[Exercise directions]: An exact copy of all the data is the expected answer.

[Records to process]:
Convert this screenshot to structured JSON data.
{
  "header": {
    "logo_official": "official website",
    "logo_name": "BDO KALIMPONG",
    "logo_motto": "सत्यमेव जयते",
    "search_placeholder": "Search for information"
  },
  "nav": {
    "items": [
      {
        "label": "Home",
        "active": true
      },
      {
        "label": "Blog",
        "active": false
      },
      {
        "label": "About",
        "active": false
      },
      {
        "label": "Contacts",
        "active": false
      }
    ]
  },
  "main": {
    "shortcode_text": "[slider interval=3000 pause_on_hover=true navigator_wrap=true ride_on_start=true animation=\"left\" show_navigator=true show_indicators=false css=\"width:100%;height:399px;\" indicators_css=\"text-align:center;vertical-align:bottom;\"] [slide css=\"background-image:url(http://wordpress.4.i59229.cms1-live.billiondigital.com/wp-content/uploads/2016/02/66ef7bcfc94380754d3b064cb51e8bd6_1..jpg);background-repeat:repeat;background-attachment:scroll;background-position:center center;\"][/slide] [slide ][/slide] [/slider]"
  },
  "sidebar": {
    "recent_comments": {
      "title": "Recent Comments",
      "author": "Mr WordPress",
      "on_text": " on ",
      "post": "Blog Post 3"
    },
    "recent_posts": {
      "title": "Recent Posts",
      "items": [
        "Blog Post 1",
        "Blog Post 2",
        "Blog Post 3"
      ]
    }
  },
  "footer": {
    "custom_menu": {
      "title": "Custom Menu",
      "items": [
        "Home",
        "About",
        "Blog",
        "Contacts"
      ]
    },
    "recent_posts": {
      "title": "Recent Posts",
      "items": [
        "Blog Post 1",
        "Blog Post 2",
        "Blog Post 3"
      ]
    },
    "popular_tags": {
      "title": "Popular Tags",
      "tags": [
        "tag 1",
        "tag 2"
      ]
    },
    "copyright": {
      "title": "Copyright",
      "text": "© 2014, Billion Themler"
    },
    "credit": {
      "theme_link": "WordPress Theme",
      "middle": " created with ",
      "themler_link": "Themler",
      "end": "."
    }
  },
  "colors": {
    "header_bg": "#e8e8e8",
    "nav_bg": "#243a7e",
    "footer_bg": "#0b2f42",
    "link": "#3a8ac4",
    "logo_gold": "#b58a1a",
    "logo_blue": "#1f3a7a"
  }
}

[Answer section]:
Convert this screenshot to structured JSON data.
{
  "header": {
    "logo_official": "official website",
    "logo_name": "BDO KALIMPONG",
    "logo_motto": "सत्यमेव जयते",
    "search_placeholder": "Search for information"
  },
  "nav": {
    "items": [
      {
        "label": "Home",
        "active": true
      },
      {
        "label": "Blog",
        "active": false
      },
      {
        "label": "About",
        "active": false
      },
      {
        "label": "Contacts",
        "active": false
      }
    ]
  },
  "main": {
    "shortcode_text": "[slider interval=3000 pause_on_hover=true navigator_wrap=true ride_on_start=true animation=\"left\" show_navigator=true show_indicators=false css=\"width:100%;height:399px;\" indicators_css=\"text-align:center;vertical-align:bottom;\"] [slide css=\"background-image:url(http://wordpress.4.i59229.cms1-live.billiondigital.com/wp-content/uploads/2016/02/66ef7bcfc94380754d3b064cb51e8bd6_1..jpg);background-repeat:repeat;background-attachment:scroll;background-position:center center;\"][/slide] [slide ][/slide] [/slider]"
  },
  "sidebar": {
    "recent_comments": {
      "title": "Recent Comments",
      "author": "Mr WordPress",
      "on_text": " on ",
      "post": "Blog Post 3"
    },
    "recent_posts": {
      "title": "Recent Posts",
      "items": [
        "Blog Post 1",
        "Blog Post 2",
        "Blog Post 3"
      ]
    }
  },
  "footer": {
    "custom_menu": {
      "title": "Custom Menu",
      "items": [
        "Home",
        "About",
        "Blog",
        "Contacts"
      ]
    },
    "recent_posts": {
      "title": "Recent Posts",
      "items": [
        "Blog Post 1",
        "Blog Post 2",
        "Blog Post 3"
      ]
    },
    "popular_tags": {
      "title": "Popular Tags",
      "tags": [
        "tag 1",
        "tag 2"
      ]
    },
    "copyright": {
      "title": "Copyright",
      "text": "© 2014, Billion Themler"
    },
    "credit": {
      "theme_link": "WordPress Theme",
      "middle": " created with ",
      "themler_link": "Themler",
      "end": "."
    }
  },
  "colors": {
    "header_bg": "#e8e8e8",
    "nav_bg": "#243a7e",
    "footer_bg": "#0b2f42",
    "link": "#3a8ac4",
    "logo_gold": "#b58a1a",
    "logo_blue": "#1f3a7a"
  }
}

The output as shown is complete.